Before the pandemic, farmers’ markets were a meeting place for locals to spend a weekend morning gingerly perusing offerings of locally produced wares, while striking up conversations with neighbouring farmers about the origins of their food.
But in a year marked by COVID-19 restrictions stifling the typical market-going bustle, some farmers are distancing themselves from the tradition of markets in favour of doing business online.
“That’s still the way we’re thinking,” said Juliet Orazietti, who raises livestock at Linc Farm in Niagara-on-the-Lake with her husband, Martin Weber.
Orazietti said direct-to-customer sales have increased by 40 per cent this year without farmers’ markets.
The markets are time consuming, unpredictable and can have high costs associated with table space, she said.
The orders they receive online are more consistent at a time when Orazietti is finding people don’t want to leave their homes. And deliveries are easily orchestrated on weekly delivery routes. Linc now conducts all of their business online.
Despite the change in mindset brought on by the pandemic, Orazietti emphasizes they couldn’t have gotten their start without the farmers markets and says the diminished communication between the public and famers due to pandemic restrictions is unfortunate.
For Orazietti, the face-to-face interaction is integral to the market experience.
“That felt like half of what I was doing at the market,” she said of the conversations with customers.
Linc Farm’s social media following has risen this year providing a different way to interact with customers over apps like Instagram.
While not fully abandoning famers’ markets, Porpiglia Farms in Niagara-on-the-Lake is gradually stepping away and focusing on online orders received through their Facebook page.
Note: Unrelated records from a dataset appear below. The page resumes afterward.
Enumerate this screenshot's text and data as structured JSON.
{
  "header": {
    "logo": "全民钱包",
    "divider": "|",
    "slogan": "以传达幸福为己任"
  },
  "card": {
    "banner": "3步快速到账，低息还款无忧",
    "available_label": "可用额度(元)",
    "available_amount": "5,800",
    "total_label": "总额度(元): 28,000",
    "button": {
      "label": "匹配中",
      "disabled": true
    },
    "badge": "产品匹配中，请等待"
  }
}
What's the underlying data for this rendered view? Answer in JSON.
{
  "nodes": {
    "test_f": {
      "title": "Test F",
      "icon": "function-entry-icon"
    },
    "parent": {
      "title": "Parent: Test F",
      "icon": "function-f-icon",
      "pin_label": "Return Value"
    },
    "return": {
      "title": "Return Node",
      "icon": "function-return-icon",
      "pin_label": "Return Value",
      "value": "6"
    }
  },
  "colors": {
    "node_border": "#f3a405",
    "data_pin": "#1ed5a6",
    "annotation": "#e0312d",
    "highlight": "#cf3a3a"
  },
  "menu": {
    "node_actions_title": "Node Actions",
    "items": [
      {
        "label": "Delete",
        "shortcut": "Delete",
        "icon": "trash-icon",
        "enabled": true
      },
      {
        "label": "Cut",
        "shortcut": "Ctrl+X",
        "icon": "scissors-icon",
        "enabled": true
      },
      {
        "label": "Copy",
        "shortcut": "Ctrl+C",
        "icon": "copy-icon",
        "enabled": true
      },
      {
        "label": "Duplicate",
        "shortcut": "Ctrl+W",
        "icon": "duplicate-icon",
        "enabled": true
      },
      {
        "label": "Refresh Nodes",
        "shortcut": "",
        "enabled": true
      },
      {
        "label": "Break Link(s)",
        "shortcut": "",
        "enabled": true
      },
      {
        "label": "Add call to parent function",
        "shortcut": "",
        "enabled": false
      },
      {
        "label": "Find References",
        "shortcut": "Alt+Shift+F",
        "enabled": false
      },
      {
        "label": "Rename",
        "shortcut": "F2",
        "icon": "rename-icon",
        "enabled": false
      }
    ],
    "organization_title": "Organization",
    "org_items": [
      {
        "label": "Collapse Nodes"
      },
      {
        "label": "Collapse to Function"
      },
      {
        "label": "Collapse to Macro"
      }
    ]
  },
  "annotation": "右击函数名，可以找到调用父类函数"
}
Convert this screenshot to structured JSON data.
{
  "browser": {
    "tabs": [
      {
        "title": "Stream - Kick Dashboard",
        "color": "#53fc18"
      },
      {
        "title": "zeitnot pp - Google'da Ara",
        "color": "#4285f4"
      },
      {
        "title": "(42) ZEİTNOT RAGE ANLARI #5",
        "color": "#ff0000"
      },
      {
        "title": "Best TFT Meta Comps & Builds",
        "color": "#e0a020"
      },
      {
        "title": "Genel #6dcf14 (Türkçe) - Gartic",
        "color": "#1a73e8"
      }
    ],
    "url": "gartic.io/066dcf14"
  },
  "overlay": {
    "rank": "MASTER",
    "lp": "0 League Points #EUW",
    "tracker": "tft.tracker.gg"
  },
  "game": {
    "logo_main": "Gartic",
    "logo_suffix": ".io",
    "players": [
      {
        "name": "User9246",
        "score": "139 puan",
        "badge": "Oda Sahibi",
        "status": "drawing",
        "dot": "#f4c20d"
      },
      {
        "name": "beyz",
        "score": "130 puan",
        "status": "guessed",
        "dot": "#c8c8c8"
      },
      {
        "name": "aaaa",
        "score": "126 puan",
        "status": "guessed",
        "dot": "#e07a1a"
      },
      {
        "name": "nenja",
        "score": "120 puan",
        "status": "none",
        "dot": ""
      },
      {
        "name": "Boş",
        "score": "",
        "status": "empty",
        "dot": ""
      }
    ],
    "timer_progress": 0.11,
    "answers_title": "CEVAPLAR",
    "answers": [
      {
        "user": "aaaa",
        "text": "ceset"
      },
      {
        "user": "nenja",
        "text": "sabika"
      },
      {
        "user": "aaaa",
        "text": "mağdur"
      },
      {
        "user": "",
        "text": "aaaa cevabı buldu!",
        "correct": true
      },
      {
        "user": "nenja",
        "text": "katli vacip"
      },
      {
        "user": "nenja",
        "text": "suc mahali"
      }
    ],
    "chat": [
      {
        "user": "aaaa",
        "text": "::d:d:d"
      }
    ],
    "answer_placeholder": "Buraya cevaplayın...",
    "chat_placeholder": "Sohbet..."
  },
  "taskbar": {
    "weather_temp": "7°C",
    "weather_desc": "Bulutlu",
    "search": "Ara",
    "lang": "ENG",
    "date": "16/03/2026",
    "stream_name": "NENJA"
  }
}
Angela Porpiglia said her 74 year-old father, Carmen Porpiglia, is “oldschool” and won’t willingly walk away from the St. Catharines farmers’ market where he grew up alongside his late father, Fortunto, who farmed here after immigrating from Italy.
Online demand for their produce and plants has doubled throughout the pandemic, Angela said, taking away available product for farmers’ markets.
Selling over 150 baskets of peaches on a market day, like they once did, is now unheard of.
“Farmers markets are on the sideline as far as sales, they’re not as good,” she said, adding that over the next few years, even they may completely get out of the market scene due to strong online sales.“
You have to adapt or you might as well give up,” she said, adding, that without demand, there's no reason to plant.
For all the talk of reaching consumers behind the screen, Sharon Brinsmead-Taylor, market coordinator for Niagara-on-the-Lake’s Market at the Village, said this year has been busier than ever.
“Unbelievable how busy we were this year,” she remarked.
And that’s without having an online component. Many of the farmers that attend the market, Brinsmead-Taylor said, don’t have email or internet. By the end of the season, the market ended off with 10 farmers, up from seven back in May.
“The amount of work that it takes on part of the farmer … I don’t think that the sales would be that much greater,” she said of the market’s decision not to provide online ordering.
Rose Bartel, of Bartel Farms in Niagara-on-the-Lake, has been attending the Market at the Village for upwards of 15 years.
“I would say we had the best year ever at the farmer’s market,” Bartel said.
If she had a choice though, she said, “I would gladly go back to the way it was before this past year.”
Jordan Snobelen, Local Journalism Initiative Reporter, Niagara this Week